Bolzenius said the company will remain headquartered in Japan. Management of the operating units will reside where their strengths are: the electronics business in Italy, the exhaust system unit in Saitama, Japan, and the powertrain business in Japan, led by another German, Executive Vice President Joachim Fetzer.
Fetzer, who has a doctorate in engineering, spent most of his career at Bosch in Gerlingen, Germany, near Stuttgart. In 2008, he became head of engineering and quality for SB LiMotive, a 50-50 lithium ion battery joint venture between Robert Bosch and Samsung SDI in South Korea.
Since 2012, he has focused on electric vehicle and hybrid technology as Bosch's executive vice president.
Bolzenius said there is a "high probability" that Marelli will transition from KKR's private-equity ownership through an initial public offering.
But he cautioned that "there is no final decision of where and when that IPO will happen."
By bringing the companies together, KKR gave them infrastructure and management capability to operate on a global scale that they lacked on their own.
"The new company has potential to present quick synergies and savings on the purchasing side," Bolzenius said. "We can really get into each other's plants with new investments and accelerate our entry into the market in Europe or Asia, just because we have the resources in place."
Bolzenius said he has experience with privately owned and publicly traded companies, and believes there is little difference between them in how a business performs. But there is a difference between taking a long-term view of a company's success and surviving the next quarterly earning call — which is why KKR's investment model is so critical to Marelli's success, he said.
"That investment model has strong benefits if you want to get something started the right way," Bolzenius said.
"Marelli would not have happened without a private-equity company orchestrating such a complex deal at that speed.

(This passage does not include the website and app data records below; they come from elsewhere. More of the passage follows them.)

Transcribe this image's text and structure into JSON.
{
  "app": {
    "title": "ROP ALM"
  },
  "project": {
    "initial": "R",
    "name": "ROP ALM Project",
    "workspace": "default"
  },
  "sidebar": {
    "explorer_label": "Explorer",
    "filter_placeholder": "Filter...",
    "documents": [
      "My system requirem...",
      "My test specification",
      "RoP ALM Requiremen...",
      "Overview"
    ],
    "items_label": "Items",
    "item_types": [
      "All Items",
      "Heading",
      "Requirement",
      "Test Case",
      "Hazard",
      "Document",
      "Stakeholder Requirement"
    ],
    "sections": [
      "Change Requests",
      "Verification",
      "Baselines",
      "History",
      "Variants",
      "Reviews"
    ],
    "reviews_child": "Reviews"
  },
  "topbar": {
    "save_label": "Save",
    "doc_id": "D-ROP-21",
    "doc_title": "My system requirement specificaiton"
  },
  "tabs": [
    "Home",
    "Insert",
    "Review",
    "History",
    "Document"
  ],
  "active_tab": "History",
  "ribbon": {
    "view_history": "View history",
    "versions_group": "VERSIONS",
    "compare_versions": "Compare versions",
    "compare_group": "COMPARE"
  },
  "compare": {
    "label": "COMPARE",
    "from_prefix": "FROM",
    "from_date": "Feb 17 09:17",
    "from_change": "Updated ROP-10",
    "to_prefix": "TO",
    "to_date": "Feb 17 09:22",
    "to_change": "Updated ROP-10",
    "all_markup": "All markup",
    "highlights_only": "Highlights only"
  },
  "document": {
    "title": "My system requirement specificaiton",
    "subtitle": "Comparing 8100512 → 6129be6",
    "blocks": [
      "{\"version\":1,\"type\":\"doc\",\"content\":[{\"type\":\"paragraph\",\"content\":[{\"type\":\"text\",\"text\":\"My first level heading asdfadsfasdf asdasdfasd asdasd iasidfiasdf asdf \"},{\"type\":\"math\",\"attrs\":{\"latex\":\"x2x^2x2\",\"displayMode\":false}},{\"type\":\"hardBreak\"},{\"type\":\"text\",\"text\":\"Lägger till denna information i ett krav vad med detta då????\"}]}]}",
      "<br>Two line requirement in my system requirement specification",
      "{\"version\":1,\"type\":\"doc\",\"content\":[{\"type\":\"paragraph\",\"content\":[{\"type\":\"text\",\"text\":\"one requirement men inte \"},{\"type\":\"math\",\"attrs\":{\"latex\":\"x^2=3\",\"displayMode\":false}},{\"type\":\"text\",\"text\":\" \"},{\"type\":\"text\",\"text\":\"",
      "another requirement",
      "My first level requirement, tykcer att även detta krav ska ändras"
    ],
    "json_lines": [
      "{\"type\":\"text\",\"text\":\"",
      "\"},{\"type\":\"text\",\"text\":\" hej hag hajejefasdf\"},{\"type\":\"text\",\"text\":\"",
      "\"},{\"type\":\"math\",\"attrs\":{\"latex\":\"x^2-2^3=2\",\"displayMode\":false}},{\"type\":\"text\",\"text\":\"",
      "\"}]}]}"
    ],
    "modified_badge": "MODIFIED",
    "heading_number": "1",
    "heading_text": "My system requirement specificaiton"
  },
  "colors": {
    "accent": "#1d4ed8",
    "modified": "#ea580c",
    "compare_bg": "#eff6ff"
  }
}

The partnership with KKR on that side of the business — if you talk about further acquisitions on the technology side where we have a couple ideas — it's fast to decisions."